THE PROBLEM:
Report every line of the entries that contains the word "surname".

RECORD EXCERPTS:
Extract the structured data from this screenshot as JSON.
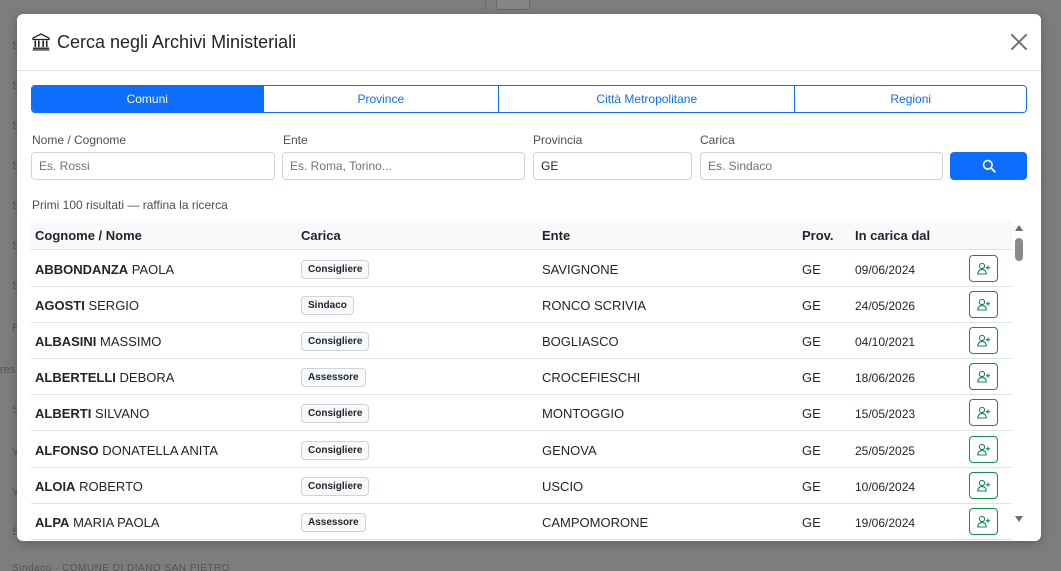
{
  "background": {
    "lines": [
      "S",
      "S",
      "S",
      "S",
      "S",
      "S",
      "S",
      "P",
      "res",
      "S",
      "V",
      "V",
      "S"
    ],
    "bottom_text": "Sindaco · COMUNE DI DIANO SAN PIETRO"
  },
  "modal": {
    "title": "Cerca negli Archivi Ministeriali",
    "title_icon": "bank-icon",
    "close_icon": "close-icon"
  },
  "tabs": [
    {
      "label": "Comuni",
      "active": true
    },
    {
      "label": "Province",
      "active": false
    },
    {
      "label": "Città Metropolitane",
      "active": false
    },
    {
      "label": "Regioni",
      "active": false
    }
  ],
  "filters": {
    "nome": {
      "label": "Nome / Cognome",
      "placeholder": "Es. Rossi",
      "value": ""
    },
    "ente": {
      "label": "Ente",
      "placeholder": "Es. Roma, Torino...",
      "value": ""
    },
    "provincia": {
      "label": "Provincia",
      "placeholder": "",
      "value": "GE"
    },
    "carica": {
      "label": "Carica",
      "placeholder": "Es. Sindaco",
      "value": ""
    },
    "search_icon": "search-icon"
  },
  "results_note": "Primi 100 risultati — raffina la ricerca",
  "table": {
    "headers": {
      "nome": "Cognome / Nome",
      "carica": "Carica",
      "ente": "Ente",
      "prov": "Prov.",
      "dal": "In carica dal"
    },
    "rows": [
      {
        "surname": "ABBONDANZA",
        "name": "PAOLA",
        "carica": "Consigliere",
        "ente": "SAVIGNONE",
        "prov": "GE",
        "dal": "09/06/2024"
      },
      {
        "surname": "AGOSTI",
        "name": "SERGIO",
        "carica": "Sindaco",
        "ente": "RONCO SCRIVIA",
        "prov": "GE",
        "dal": "24/05/2026"
      },
      {
        "surname": "ALBASINI",
        "name": "MASSIMO",
        "carica": "Consigliere",
        "ente": "BOGLIASCO",
        "prov": "GE",
        "dal": "04/10/2021"
      },
      {
        "surname": "ALBERTELLI",
        "name": "DEBORA",
        "carica": "Assessore",
        "ente": "CROCEFIESCHI",
        "prov": "GE",
        "dal": "18/06/2026"
      },
      {
        "surname": "ALBERTI",
        "name": "SILVANO",
        "carica": "Consigliere",
        "ente": "MONTOGGIO",
        "prov": "GE",
        "dal": "15/05/2023"
      },
      {
        "surname": "ALFONSO",
        "name": "DONATELLA ANITA",
        "carica": "Consigliere",
        "ente": "GENOVA",
        "prov": "GE",
        "dal": "25/05/2025"
      },
      {
        "surname": "ALOIA",
        "name": "ROBERTO",
        "carica": "Consigliere",
        "ente": "USCIO",
        "prov": "GE",
        "dal": "10/06/2024"
      },
      {
        "surname": "ALPA",
        "name": "MARIA PAOLA",
        "carica": "Assessore",
        "ente": "CAMPOMORONE",
        "prov": "GE",
        "dal": "19/06/2024"
      }
    ],
    "row_action_icon": "user-plus-icon"
  },
  "colors": {
    "primary": "#0d6efd",
    "success": "#198754"
  }
}
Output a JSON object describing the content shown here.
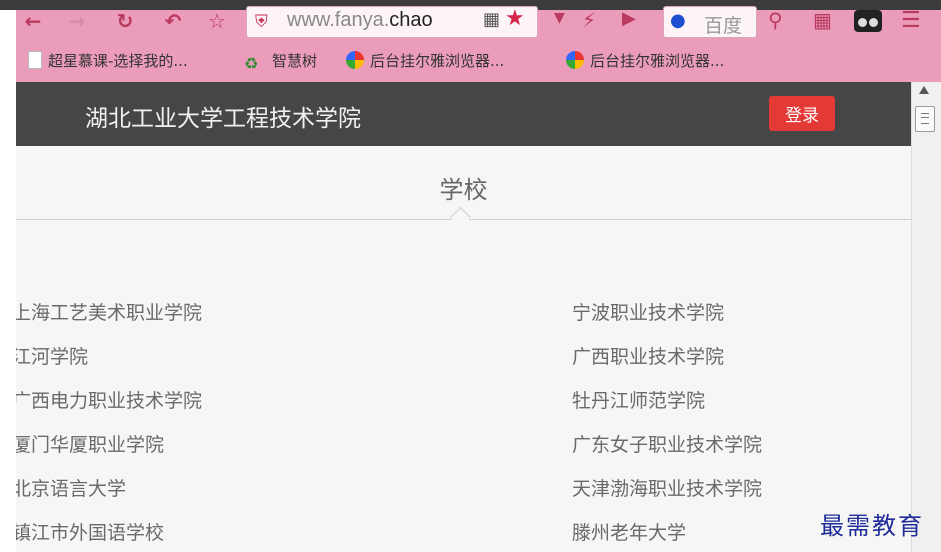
{
  "browser": {
    "address": {
      "prefix": "www.fanya.",
      "host": "chao"
    },
    "search_placeholder": "百度",
    "bookmarks": [
      {
        "label": "超星慕课-选择我的...",
        "icon": "page-icon"
      },
      {
        "label": "智慧树",
        "icon": "tree-icon"
      },
      {
        "label": "后台挂尔雅浏览器...",
        "icon": "colorful-icon"
      },
      {
        "label": "后台挂尔雅浏览器...",
        "icon": "colorful-icon"
      }
    ],
    "toolbar_icons": [
      "back-arrow-icon",
      "forward-arrow-icon",
      "refresh-icon",
      "undo-icon",
      "star-outline-icon",
      "shield-icon",
      "qr-code-icon",
      "star-icon",
      "dropdown-icon",
      "bolt-icon",
      "play-icon",
      "paw-icon",
      "magnifier-icon",
      "apps-icon",
      "avatar-icon",
      "menu-icon"
    ]
  },
  "header": {
    "site_title": "湖北工业大学工程技术学院",
    "login_label": "登录",
    "bg_color": "#464646",
    "login_color": "#e33a36"
  },
  "section": {
    "title": "学校"
  },
  "schools": {
    "left": [
      "上海工艺美术职业学院",
      "江河学院",
      "广西电力职业技术学院",
      "厦门华厦职业学院",
      "北京语言大学",
      "镇江市外国语学校"
    ],
    "right": [
      "宁波职业技术学院",
      "广西职业技术学院",
      "牡丹江师范学院",
      "广东女子职业技术学院",
      "天津渤海职业技术学院",
      "滕州老年大学"
    ]
  },
  "watermark": "最需教育"
}
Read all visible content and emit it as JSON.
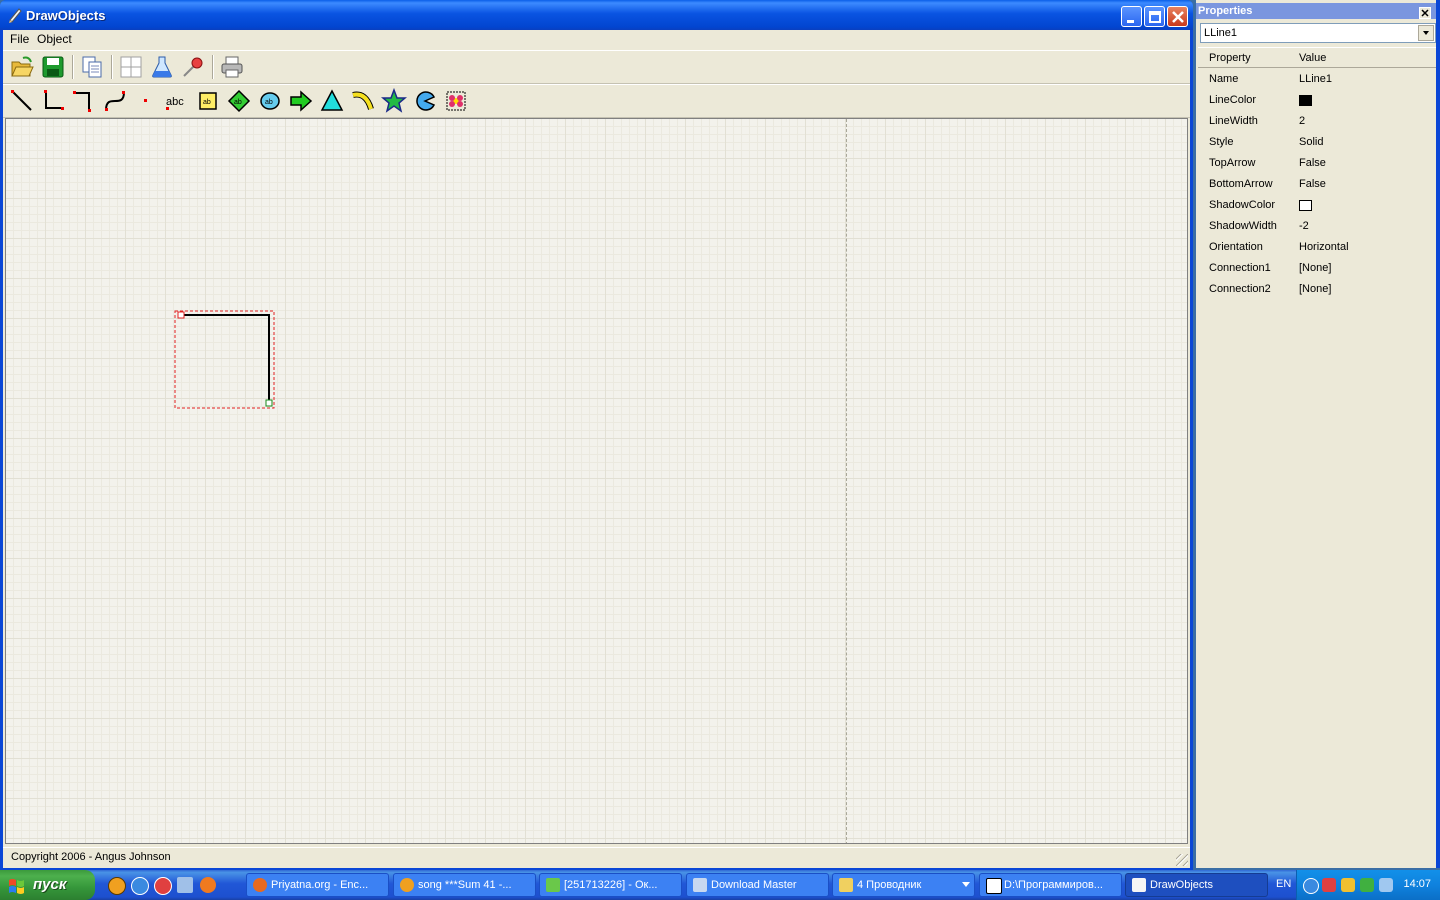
{
  "window": {
    "title": "DrawObjects",
    "menu": [
      "File",
      "Object"
    ],
    "status_text": "Copyright 2006 - Angus Johnson",
    "toolbar_icons": [
      "open-folder-icon",
      "save-icon",
      "copy-icon",
      "grid-icon",
      "flask-icon",
      "pin-icon",
      "print-icon"
    ],
    "shape_tools": [
      "line-tool",
      "l-line-tool",
      "z-line-tool",
      "bezier-line-tool",
      "dot-tool",
      "text-tool",
      "rectangle-text-tool",
      "diamond-tool",
      "ellipse-tool",
      "arrow-tool",
      "triangle-tool",
      "arc-tool",
      "star-tool",
      "pie-tool",
      "bitmap-tool"
    ]
  },
  "properties_panel": {
    "title": "Properties",
    "selected_object": "LLine1",
    "header_property": "Property",
    "header_value": "Value",
    "rows": [
      {
        "name": "Name",
        "value": "LLine1"
      },
      {
        "name": "LineColor",
        "swatch": "#000000"
      },
      {
        "name": "LineWidth",
        "value": "2"
      },
      {
        "name": "Style",
        "value": "Solid"
      },
      {
        "name": "TopArrow",
        "value": "False"
      },
      {
        "name": "BottomArrow",
        "value": "False"
      },
      {
        "name": "ShadowColor",
        "swatch": "#ffffff"
      },
      {
        "name": "ShadowWidth",
        "value": "-2"
      },
      {
        "name": "Orientation",
        "value": "Horizontal"
      },
      {
        "name": "Connection1",
        "value": "[None]"
      },
      {
        "name": "Connection2",
        "value": "[None]"
      }
    ]
  },
  "taskbar": {
    "start_label": "пуск",
    "tasks": [
      {
        "label": "Priyatna.org - Enc..."
      },
      {
        "label": "song ***Sum 41 -..."
      },
      {
        "label": "[251713226] - Ок..."
      },
      {
        "label": "Download Master"
      },
      {
        "label": "4 Проводник"
      },
      {
        "label": "D:\\Программиров..."
      },
      {
        "label": "DrawObjects"
      }
    ],
    "language": "EN",
    "clock": "14:07"
  }
}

ANSWER AREA:
        "surname": "ABBONDANZA",
        "surname": "AGOSTI",
        "surname": "ALBASINI",
        "surname": "ALBERTELLI",
        "surname": "ALBERTI",
        "surname": "ALFONSO",
        "surname": "ALOIA",
        "surname": "ALPA",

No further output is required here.